As the Pentagon seeks to open hundreds of thousands of military jobs to women by the end of the year, Gen. Joseph Votel, the head of the U.S. Special Operations Command, is expected to release his recommendation next week on whether women can serve in direct-action combat units.
A key issue in the debate over integrating the military revolves around a groundbreaking 2010 pilot program that allowed small teams of female soldiers to work alongside Special Operations Forces in Afghanistan. One of the program’s goals was expanding access to Afghan women, who had problems talking to male soldiers.
Author Gayle Tzemach Lemmon, a senior fellow at the Council on Foreign Relations, recounts the experiences of these female soldiers in the New York Times bestseller Ashley’s War: The Untold Story of a Team of Women Soldiers on the Special Ops Battlefield, which is currently being adapted into a movie. She joins us tonight to talk about her book and what’s ahead for the military.
Read an excerpt from Ashley's War:
By Gayle Tzemach Lemmon
Entering the cramped helicopter, White and Mason were determined not to make a beginner mistake by taking the wrong seat, so they fell in behind a 1st sergeant, who had taken the new arrivals under his wing. After he sat, they followed his example, snapping a bungee cord that hung from a metal hook on their belt into hooks beneath a narrow, metal bench. In theory, these cords would keep them from flying across—or out of—the helicopter while it was airborne. The soldiers took root, and with a sudden whirr the bird was off. The only thing lieutenant White could see through the green haze of the night-vision goggles was a flash from the helicopter’s lights as it left the ground.
“Here we go,” White thought. Outwardly the picture of calm, inside the young officer felt a rush of adrenalin and fear. Everything—the selection process, the training, the deployment—had happened so quickly. Now, suddenly, it was real. For the next nine months this is what every night would look like.
But enough nightdreaming. “Focus,” White commanded. “Get back to the work at hand. What is the protocol for next steps?”
Brace for landing.
Evacuate the bird.
Run like hell.
Take a knee.
Over the booming engine noise the 1st sergeant barked out the time stamp in hand signals.
White turned to Mason and gave the thumbs-up with a smile that was full of unfelt confidence.
The bird landed and the door flew open, like the maw of some huge, wild reptile that had descended from the sky.

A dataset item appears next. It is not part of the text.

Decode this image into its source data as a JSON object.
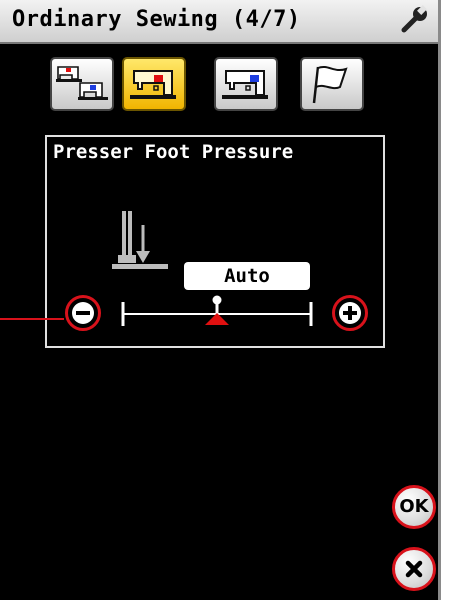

White followed the others and ran a short distance before taking a knee, managing to avoid the worst of the brownout, that swirling mix of dust, stones and God-only-knows what else that flies upward in the wake of a departing helicopter.
Choking on a batter of dirt and mud, White mumbled inaudibly, welcome to Afghanistan, before rising up to adjust the awkward night vision goggles that now provided the only lens to the outside world. With barely a word exchanged, the Rangers fell in line and began marching toward the target compound.
The ground crunched beneath their feet as they pressed forward through vineyards and wadis, southern Afghanistan’s ubiquitous ditches and dry riverbeds. They marched quickly, and even though the night goggles made depth perception a nearly impossible challenge White managed not to trip over the many vines that snaked along and across the rutted landscape. No one made a sound. Even a muffled cough could ricochet across the silence and bring unwanted noise into the operation. Every soldier on target knows that surprise is the key to staying alive. And silence is the key to surprise.
Fifteen minutes on they reached their objective, though to White it felt like only a minute had passed. An interpreter’s voice could be heard addressing the men of the house in Pashto, urging them to come outside. A few minutes later the American and Afghan soldiers entered the compound to search for the insurgent and any explosives or weapons he might have hidden inside. And then 2nd Lieut. Ashley White heard the summons that had led her from the warmth of her North Carolina home to one of the world’s most remote—and dangerous— pockets.
“CST, get up here,” called a voice on the radio.
The Rangers were ready for White and her team to get to work.
The trio of female soldiers—White, Mason and their civilian interpreter Nadia—strode toward the compound that was bathed in the green haze of their goggles. It was dead in the middle of the night, but for White, the day was just beginning.
Her war story had just begun. It was time for the women to go to work.
From Ashley’s War by Gayle Tzemach Lemmon. Copyright © 2015. Excerpted by permission of Harper, an imprint of HarperCollins Publishers.
Lemmon is also the author of the New York Times bestseller The Dressmaker of Khair Khana, and has written for Newsweek, the Financial Times, the International Herald Tribune and Atlantic Media's Defense One, which covers the military and national security.
View a book trailer for Ashley’s War below: